··· RECORDS SHOWN

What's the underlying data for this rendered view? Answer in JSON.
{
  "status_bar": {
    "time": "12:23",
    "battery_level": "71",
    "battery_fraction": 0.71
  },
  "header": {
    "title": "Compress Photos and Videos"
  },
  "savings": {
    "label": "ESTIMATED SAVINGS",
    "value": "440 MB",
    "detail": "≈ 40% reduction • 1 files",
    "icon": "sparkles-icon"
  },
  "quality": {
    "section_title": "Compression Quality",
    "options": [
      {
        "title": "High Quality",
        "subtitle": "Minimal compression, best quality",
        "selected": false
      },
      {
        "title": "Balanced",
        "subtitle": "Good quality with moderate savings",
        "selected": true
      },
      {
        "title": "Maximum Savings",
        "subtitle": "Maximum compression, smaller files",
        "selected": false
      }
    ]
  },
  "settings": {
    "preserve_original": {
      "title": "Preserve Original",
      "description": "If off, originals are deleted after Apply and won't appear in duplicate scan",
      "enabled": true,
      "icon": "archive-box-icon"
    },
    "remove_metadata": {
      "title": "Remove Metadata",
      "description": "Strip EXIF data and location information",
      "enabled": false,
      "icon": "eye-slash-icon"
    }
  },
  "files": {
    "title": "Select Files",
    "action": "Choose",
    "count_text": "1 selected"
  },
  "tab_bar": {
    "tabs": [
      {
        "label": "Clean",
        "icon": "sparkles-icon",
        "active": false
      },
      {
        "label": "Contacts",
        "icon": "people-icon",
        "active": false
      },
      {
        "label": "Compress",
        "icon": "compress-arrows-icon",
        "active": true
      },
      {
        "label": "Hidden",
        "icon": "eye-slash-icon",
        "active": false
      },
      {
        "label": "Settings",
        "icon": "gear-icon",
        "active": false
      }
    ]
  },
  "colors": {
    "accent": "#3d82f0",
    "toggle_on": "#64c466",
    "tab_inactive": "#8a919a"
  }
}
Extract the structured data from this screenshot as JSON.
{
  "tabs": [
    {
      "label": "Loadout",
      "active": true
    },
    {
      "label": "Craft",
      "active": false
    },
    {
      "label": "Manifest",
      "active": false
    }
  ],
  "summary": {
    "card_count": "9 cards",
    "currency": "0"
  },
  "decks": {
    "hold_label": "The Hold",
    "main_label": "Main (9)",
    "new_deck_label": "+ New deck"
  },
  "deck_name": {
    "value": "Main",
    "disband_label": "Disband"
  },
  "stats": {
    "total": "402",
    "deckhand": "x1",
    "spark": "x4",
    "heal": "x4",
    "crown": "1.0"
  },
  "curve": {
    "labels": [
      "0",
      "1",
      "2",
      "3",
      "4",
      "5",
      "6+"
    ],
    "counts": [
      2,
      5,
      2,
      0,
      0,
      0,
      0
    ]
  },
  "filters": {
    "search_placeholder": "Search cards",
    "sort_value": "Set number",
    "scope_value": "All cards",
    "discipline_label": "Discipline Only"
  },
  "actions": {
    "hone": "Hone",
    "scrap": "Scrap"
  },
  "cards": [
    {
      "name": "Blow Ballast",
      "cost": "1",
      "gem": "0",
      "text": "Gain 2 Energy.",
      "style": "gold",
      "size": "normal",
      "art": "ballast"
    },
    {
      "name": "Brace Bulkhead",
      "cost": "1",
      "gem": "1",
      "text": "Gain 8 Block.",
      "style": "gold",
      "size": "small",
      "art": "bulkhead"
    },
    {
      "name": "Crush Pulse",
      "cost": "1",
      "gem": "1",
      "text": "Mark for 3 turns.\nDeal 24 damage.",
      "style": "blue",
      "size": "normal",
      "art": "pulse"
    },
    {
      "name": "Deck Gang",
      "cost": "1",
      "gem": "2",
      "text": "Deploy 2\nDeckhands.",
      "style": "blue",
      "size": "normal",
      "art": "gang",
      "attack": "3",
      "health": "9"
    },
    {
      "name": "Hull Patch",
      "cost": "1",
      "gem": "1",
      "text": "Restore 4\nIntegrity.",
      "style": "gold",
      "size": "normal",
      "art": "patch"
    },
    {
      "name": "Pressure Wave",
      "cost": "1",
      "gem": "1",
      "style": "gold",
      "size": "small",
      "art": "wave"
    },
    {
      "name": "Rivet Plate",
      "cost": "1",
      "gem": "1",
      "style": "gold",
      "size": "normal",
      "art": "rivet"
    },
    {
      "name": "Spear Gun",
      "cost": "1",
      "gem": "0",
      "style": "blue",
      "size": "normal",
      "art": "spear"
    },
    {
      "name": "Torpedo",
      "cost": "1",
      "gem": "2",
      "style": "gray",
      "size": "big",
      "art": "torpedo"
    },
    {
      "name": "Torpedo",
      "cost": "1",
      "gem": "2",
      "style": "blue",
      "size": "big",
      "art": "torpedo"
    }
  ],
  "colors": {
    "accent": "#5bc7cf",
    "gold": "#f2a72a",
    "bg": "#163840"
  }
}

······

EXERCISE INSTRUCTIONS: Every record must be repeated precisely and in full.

TASK SOLUTION:
What's the underlying data for this rendered view? Answer in JSON.
{
  "status_bar": {
    "time": "12:23",
    "battery_level": "71",
    "battery_fraction": 0.71
  },
  "header": {
    "title": "Compress Photos and Videos"
  },
  "savings": {
    "label": "ESTIMATED SAVINGS",
    "value": "440 MB",
    "detail": "≈ 40% reduction • 1 files",
    "icon": "sparkles-icon"
  },
  "quality": {
    "section_title": "Compression Quality",
    "options": [
      {
        "title": "High Quality",
        "subtitle": "Minimal compression, best quality",
        "selected": false
      },
      {
        "title": "Balanced",
        "subtitle": "Good quality with moderate savings",
        "selected": true
      },
      {
        "title": "Maximum Savings",
        "subtitle": "Maximum compression, smaller files",
        "selected": false
      }
    ]
  },
  "settings": {
    "preserve_original": {
      "title": "Preserve Original",
      "description": "If off, originals are deleted after Apply and won't appear in duplicate scan",
      "enabled": true,
      "icon": "archive-box-icon"
    },
    "remove_metadata": {
      "title": "Remove Metadata",
      "description": "Strip EXIF data and location information",
      "enabled": false,
      "icon": "eye-slash-icon"
    }
  },
  "files": {
    "title": "Select Files",
    "action": "Choose",
    "count_text": "1 selected"
  },
  "tab_bar": {
    "tabs": [
      {
        "label": "Clean",
        "icon": "sparkles-icon",
        "active": false
      },
      {
        "label": "Contacts",
        "icon": "people-icon",
        "active": false
      },
      {
        "label": "Compress",
        "icon": "compress-arrows-icon",
        "active": true
      },
      {
        "label": "Hidden",
        "icon": "eye-slash-icon",
        "active": false
      },
      {
        "label": "Settings",
        "icon": "gear-icon",
        "active": false
      }
    ]
  },
  "colors": {
    "accent": "#3d82f0",
    "toggle_on": "#64c466",
    "tab_inactive": "#8a919a"
  }
}
Extract the structured data from this screenshot as JSON.
{
  "tabs": [
    {
      "label": "Loadout",
      "active": true
    },
    {
      "label": "Craft",
      "active": false
    },
    {
      "label": "Manifest",
      "active": false
    }
  ],
  "summary": {
    "card_count": "9 cards",
    "currency": "0"
  },
  "decks": {
    "hold_label": "The Hold",
    "main_label": "Main (9)",
    "new_deck_label": "+ New deck"
  },
  "deck_name": {
    "value": "Main",
    "disband_label": "Disband"
  },
  "stats": {
    "total": "402",
    "deckhand": "x1",
    "spark": "x4",
    "heal": "x4",
    "crown": "1.0"
  },
  "curve": {
    "labels": [
      "0",
      "1",
      "2",
      "3",
      "4",
      "5",
      "6+"
    ],
    "counts": [
      2,
      5,
      2,
      0,
      0,
      0,
      0
    ]
  },
  "filters": {
    "search_placeholder": "Search cards",
    "sort_value": "Set number",
    "scope_value": "All cards",
    "discipline_label": "Discipline Only"
  },
  "actions": {
    "hone": "Hone",
    "scrap": "Scrap"
  },
  "cards": [
    {
      "name": "Blow Ballast",
      "cost": "1",
      "gem": "0",
      "text": "Gain 2 Energy.",
      "style": "gold",
      "size": "normal",
      "art": "ballast"
    },
    {
      "name": "Brace Bulkhead",
      "cost": "1",
      "gem": "1",
      "text": "Gain 8 Block.",
      "style": "gold",
      "size": "small",
      "art": "bulkhead"
    },
    {
      "name": "Crush Pulse",
      "cost": "1",
      "gem": "1",
      "text": "Mark for 3 turns.\nDeal 24 damage.",
      "style": "blue",
      "size": "normal",
      "art": "pulse"
    },
    {
      "name": "Deck Gang",
      "cost": "1",
      "gem": "2",
      "text": "Deploy 2\nDeckhands.",
      "style": "blue",
      "size": "normal",
      "art": "gang",
      "attack": "3",
      "health": "9"
    },
    {
      "name": "Hull Patch",
      "cost": "1",
      "gem": "1",
      "text": "Restore 4\nIntegrity.",
      "style": "gold",
      "size": "normal",
      "art": "patch"
    },
    {
      "name": "Pressure Wave",
      "cost": "1",
      "gem": "1",
      "style": "gold",
      "size": "small",
      "art": "wave"
    },
    {
      "name": "Rivet Plate",
      "cost": "1",
      "gem": "1",
      "style": "gold",
      "size": "normal",
      "art": "rivet"
    },
    {
      "name": "Spear Gun",
      "cost": "1",
      "gem": "0",
      "style": "blue",
      "size": "normal",
      "art": "spear"
    },
    {
      "name": "Torpedo",
      "cost": "1",
      "gem": "2",
      "style": "gray",
      "size": "big",
      "art": "torpedo"
    },
    {
      "name": "Torpedo",
      "cost": "1",
      "gem": "2",
      "style": "blue",
      "size": "big",
      "art": "torpedo"
    }
  ],
  "colors": {
    "accent": "#5bc7cf",
    "gold": "#f2a72a",
    "bg": "#163840"
  }
}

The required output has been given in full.